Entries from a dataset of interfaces
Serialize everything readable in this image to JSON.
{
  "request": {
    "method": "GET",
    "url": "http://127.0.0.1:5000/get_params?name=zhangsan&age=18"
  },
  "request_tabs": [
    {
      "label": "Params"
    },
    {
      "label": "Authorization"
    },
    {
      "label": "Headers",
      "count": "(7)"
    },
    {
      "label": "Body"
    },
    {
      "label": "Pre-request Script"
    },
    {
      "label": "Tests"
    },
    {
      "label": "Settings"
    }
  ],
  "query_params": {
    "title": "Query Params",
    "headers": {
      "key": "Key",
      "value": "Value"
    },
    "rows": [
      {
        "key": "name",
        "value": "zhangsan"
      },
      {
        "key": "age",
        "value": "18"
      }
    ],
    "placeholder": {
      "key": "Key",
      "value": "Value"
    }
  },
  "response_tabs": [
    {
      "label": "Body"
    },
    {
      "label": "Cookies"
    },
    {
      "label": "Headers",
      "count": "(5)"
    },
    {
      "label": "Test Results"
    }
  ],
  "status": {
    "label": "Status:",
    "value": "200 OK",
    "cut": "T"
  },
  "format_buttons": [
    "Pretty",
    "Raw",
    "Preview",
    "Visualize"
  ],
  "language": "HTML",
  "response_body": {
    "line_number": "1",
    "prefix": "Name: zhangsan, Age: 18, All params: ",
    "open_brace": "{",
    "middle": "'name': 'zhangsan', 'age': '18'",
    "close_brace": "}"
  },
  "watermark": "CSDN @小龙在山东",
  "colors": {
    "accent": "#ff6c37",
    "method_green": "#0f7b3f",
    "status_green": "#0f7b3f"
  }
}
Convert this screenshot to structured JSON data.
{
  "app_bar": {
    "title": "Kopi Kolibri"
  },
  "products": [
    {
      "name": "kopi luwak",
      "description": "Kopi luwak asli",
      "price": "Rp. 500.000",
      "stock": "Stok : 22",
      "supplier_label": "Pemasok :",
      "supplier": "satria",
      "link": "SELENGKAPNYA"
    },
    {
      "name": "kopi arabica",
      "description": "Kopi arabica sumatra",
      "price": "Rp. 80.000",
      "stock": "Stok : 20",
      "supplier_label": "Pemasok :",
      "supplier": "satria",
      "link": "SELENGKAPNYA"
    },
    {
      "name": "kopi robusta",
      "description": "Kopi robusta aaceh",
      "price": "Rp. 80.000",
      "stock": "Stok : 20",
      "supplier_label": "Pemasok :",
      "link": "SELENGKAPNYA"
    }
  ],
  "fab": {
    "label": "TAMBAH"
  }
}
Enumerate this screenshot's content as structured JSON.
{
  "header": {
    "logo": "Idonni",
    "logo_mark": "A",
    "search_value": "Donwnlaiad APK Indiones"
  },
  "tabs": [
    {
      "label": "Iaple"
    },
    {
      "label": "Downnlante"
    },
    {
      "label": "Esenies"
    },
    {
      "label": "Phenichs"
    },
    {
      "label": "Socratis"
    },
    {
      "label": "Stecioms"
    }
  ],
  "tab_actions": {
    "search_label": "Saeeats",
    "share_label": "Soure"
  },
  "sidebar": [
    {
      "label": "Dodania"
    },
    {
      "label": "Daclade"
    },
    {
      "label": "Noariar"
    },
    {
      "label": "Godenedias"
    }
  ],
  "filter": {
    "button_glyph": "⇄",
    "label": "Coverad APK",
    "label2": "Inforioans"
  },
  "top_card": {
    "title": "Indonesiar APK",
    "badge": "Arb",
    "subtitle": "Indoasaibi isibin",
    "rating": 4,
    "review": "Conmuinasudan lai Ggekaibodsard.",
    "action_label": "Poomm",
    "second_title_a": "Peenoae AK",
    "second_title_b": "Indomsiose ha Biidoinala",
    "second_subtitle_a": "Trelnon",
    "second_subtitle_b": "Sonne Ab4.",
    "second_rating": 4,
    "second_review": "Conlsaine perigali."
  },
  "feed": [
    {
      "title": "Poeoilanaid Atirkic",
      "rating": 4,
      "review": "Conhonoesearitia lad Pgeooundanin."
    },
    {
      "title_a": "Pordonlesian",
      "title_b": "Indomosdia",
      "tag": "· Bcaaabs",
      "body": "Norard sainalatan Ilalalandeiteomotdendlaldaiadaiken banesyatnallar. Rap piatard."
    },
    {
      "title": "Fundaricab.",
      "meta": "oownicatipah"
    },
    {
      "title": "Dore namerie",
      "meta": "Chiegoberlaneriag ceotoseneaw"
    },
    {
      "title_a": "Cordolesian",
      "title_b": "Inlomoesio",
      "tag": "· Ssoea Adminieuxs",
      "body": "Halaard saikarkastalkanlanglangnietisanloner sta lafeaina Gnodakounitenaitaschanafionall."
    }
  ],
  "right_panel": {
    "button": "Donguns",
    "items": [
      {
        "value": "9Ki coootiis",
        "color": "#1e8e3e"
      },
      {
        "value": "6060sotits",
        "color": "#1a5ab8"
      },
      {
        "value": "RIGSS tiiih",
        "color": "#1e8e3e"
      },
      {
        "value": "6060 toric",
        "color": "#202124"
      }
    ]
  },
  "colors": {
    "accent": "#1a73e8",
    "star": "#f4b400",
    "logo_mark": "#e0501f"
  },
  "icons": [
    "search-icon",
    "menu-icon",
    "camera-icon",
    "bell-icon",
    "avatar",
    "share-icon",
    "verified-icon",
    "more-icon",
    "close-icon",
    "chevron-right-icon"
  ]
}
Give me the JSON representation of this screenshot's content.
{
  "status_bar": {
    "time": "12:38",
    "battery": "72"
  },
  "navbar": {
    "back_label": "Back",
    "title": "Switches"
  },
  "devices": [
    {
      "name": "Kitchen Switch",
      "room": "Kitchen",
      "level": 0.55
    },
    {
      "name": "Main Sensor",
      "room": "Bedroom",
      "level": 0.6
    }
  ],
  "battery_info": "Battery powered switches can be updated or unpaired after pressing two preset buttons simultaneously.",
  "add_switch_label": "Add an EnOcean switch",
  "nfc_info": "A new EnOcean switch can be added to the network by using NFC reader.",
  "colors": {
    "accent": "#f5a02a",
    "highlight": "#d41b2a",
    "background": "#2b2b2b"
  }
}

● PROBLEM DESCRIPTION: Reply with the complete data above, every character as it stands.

● WRITTEN ANSWER:
Serialize everything readable in this image to JSON.
{
  "request": {
    "method": "GET",
    "url": "http://127.0.0.1:5000/get_params?name=zhangsan&age=18"
  },
  "request_tabs": [
    {
      "label": "Params"
    },
    {
      "label": "Authorization"
    },
    {
      "label": "Headers",
      "count": "(7)"
    },
    {
      "label": "Body"
    },
    {
      "label": "Pre-request Script"
    },
    {
      "label": "Tests"
    },
    {
      "label": "Settings"
    }
  ],
  "query_params": {
    "title": "Query Params",
    "headers": {
      "key": "Key",
      "value": "Value"
    },
    "rows": [
      {
        "key": "name",
        "value": "zhangsan"
      },
      {
        "key": "age",
        "value": "18"
      }
    ],
    "placeholder": {
      "key": "Key",
      "value": "Value"
    }
  },
  "response_tabs": [
    {
      "label": "Body"
    },
    {
      "label": "Cookies"
    },
    {
      "label": "Headers",
      "count": "(5)"
    },
    {
      "label": "Test Results"
    }
  ],
  "status": {
    "label": "Status:",
    "value": "200 OK",
    "cut": "T"
  },
  "format_buttons": [
    "Pretty",
    "Raw",
    "Preview",
    "Visualize"
  ],
  "language": "HTML",
  "response_body": {
    "line_number": "1",
    "prefix": "Name: zhangsan, Age: 18, All params: ",
    "open_brace": "{",
    "middle": "'name': 'zhangsan', 'age': '18'",
    "close_brace": "}"
  },
  "watermark": "CSDN @小龙在山东",
  "colors": {
    "accent": "#ff6c37",
    "method_green": "#0f7b3f",
    "status_green": "#0f7b3f"
  }
}
Convert this screenshot to structured JSON data.
{
  "app_bar": {
    "title": "Kopi Kolibri"
  },
  "products": [
    {
      "name": "kopi luwak",
      "description": "Kopi luwak asli",
      "price": "Rp. 500.000",
      "stock": "Stok : 22",
      "supplier_label": "Pemasok :",
      "supplier": "satria",
      "link": "SELENGKAPNYA"
    },
    {
      "name": "kopi arabica",
      "description": "Kopi arabica sumatra",
      "price": "Rp. 80.000",
      "stock": "Stok : 20",
      "supplier_label": "Pemasok :",
      "supplier": "satria",
      "link": "SELENGKAPNYA"
    },
    {
      "name": "kopi robusta",
      "description": "Kopi robusta aaceh",
      "price": "Rp. 80.000",
      "stock": "Stok : 20",
      "supplier_label": "Pemasok :",
      "link": "SELENGKAPNYA"
    }
  ],
  "fab": {
    "label": "TAMBAH"
  }
}
Enumerate this screenshot's content as structured JSON.
{
  "header": {
    "logo": "Idonni",
    "logo_mark": "A",
    "search_value": "Donwnlaiad APK Indiones"
  },
  "tabs": [
    {
      "label": "Iaple"
    },
    {
      "label": "Downnlante"
    },
    {
      "label": "Esenies"
    },
    {
      "label": "Phenichs"
    },
    {
      "label": "Socratis"
    },
    {
      "label": "Stecioms"
    }
  ],
  "tab_actions": {
    "search_label": "Saeeats",
    "share_label": "Soure"
  },
  "sidebar": [
    {
      "label": "Dodania"
    },
    {
      "label": "Daclade"
    },
    {
      "label": "Noariar"
    },
    {
      "label": "Godenedias"
    }
  ],
  "filter": {
    "button_glyph": "⇄",
    "label": "Coverad APK",
    "label2": "Inforioans"
  },
  "top_card": {
    "title": "Indonesiar APK",
    "badge": "Arb",
    "subtitle": "Indoasaibi isibin",
    "rating": 4,
    "review": "Conmuinasudan lai Ggekaibodsard.",
    "action_label": "Poomm",
    "second_title_a": "Peenoae AK",
    "second_title_b": "Indomsiose ha Biidoinala",
    "second_subtitle_a": "Trelnon",
    "second_subtitle_b": "Sonne Ab4.",
    "second_rating": 4,
    "second_review": "Conlsaine perigali."
  },
  "feed": [
    {
      "title": "Poeoilanaid Atirkic",
      "rating": 4,
      "review": "Conhonoesearitia lad Pgeooundanin."
    },
    {
      "title_a": "Pordonlesian",
      "title_b": "Indomosdia",
      "tag": "· Bcaaabs",
      "body": "Norard sainalatan Ilalalandeiteomotdendlaldaiadaiken banesyatnallar. Rap piatard."
    },
    {
      "title": "Fundaricab.",
      "meta": "oownicatipah"
    },
    {
      "title": "Dore namerie",
      "meta": "Chiegoberlaneriag ceotoseneaw"
    },
    {
      "title_a": "Cordolesian",
      "title_b": "Inlomoesio",
      "tag": "· Ssoea Adminieuxs",
      "body": "Halaard saikarkastalkanlanglangnietisanloner sta lafeaina Gnodakounitenaitaschanafionall."
    }
  ],
  "right_panel": {
    "button": "Donguns",
    "items": [
      {
        "value": "9Ki coootiis",
        "color": "#1e8e3e"
      },
      {
        "value": "6060sotits",
        "color": "#1a5ab8"
      },
      {
        "value": "RIGSS tiiih",
        "color": "#1e8e3e"
      },
      {
        "value": "6060 toric",
        "color": "#202124"
      }
    ]
  },
  "colors": {
    "accent": "#1a73e8",
    "star": "#f4b400",
    "logo_mark": "#e0501f"
  },
  "icons": [
    "search-icon",
    "menu-icon",
    "camera-icon",
    "bell-icon",
    "avatar",
    "share-icon",
    "verified-icon",
    "more-icon",
    "close-icon",
    "chevron-right-icon"
  ]
}
Give me the JSON representation of this screenshot's content.
{
  "status_bar": {
    "time": "12:38",
    "battery": "72"
  },
  "navbar": {
    "back_label": "Back",
    "title": "Switches"
  },
  "devices": [
    {
      "name": "Kitchen Switch",
      "room": "Kitchen",
      "level": 0.55
    },
    {
      "name": "Main Sensor",
      "room": "Bedroom",
      "level": 0.6
    }
  ],
  "battery_info": "Battery powered switches can be updated or unpaired after pressing two preset buttons simultaneously.",
  "add_switch_label": "Add an EnOcean switch",
  "nfc_info": "A new EnOcean switch can be added to the network by using NFC reader.",
  "colors": {
    "accent": "#f5a02a",
    "highlight": "#d41b2a",
    "background": "#2b2b2b"
  }
}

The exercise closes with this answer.